# WORK TO BE COMPLETED:
Count up every line of the data in which "Vincent" occurs. The reply is one number and nothing more.

┏━━

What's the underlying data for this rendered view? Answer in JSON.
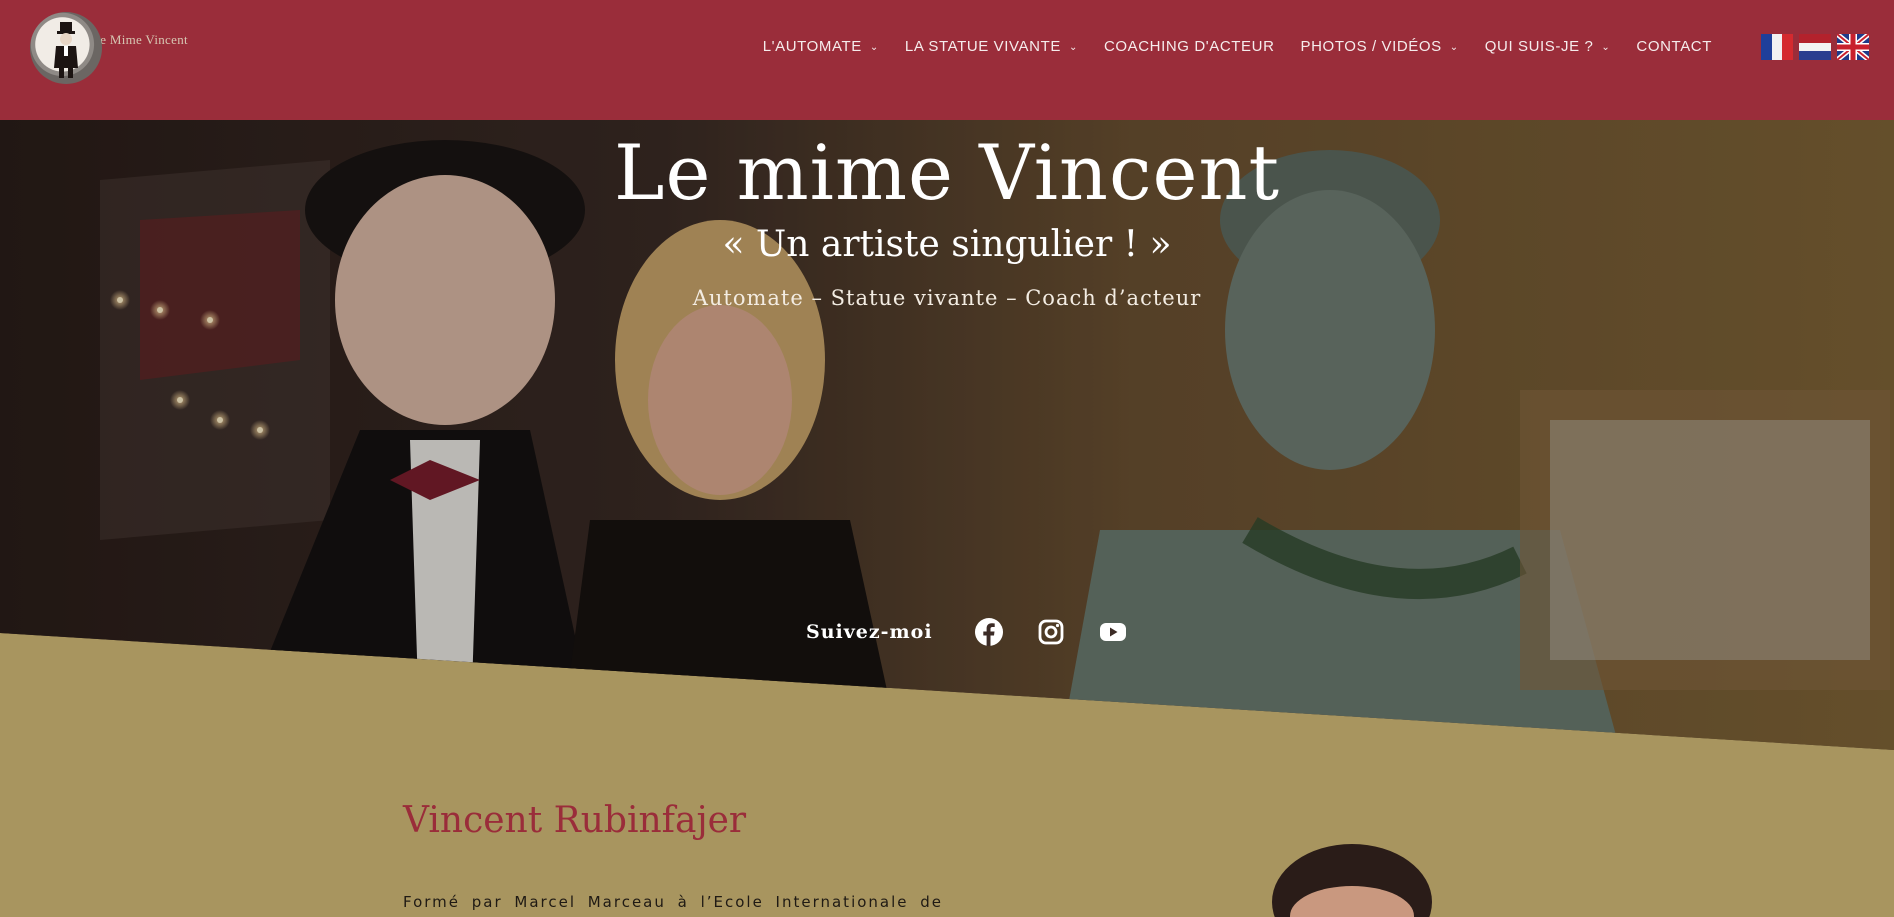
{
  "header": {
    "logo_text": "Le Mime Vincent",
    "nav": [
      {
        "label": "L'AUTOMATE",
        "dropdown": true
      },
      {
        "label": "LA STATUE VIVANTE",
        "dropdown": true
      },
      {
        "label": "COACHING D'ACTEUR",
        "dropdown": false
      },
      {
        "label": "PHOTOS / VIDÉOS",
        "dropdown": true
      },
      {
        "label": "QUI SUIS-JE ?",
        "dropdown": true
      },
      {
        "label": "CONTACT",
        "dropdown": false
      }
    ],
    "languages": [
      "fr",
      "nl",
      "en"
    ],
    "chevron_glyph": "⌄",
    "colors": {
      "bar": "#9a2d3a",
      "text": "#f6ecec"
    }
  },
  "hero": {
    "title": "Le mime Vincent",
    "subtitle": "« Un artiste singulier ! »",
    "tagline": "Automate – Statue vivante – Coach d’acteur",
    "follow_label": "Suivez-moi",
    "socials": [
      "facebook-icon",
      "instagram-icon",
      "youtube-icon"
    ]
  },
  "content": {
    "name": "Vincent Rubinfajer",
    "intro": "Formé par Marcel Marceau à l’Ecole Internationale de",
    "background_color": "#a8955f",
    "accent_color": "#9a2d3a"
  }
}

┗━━

# TASK SOLUTION:
3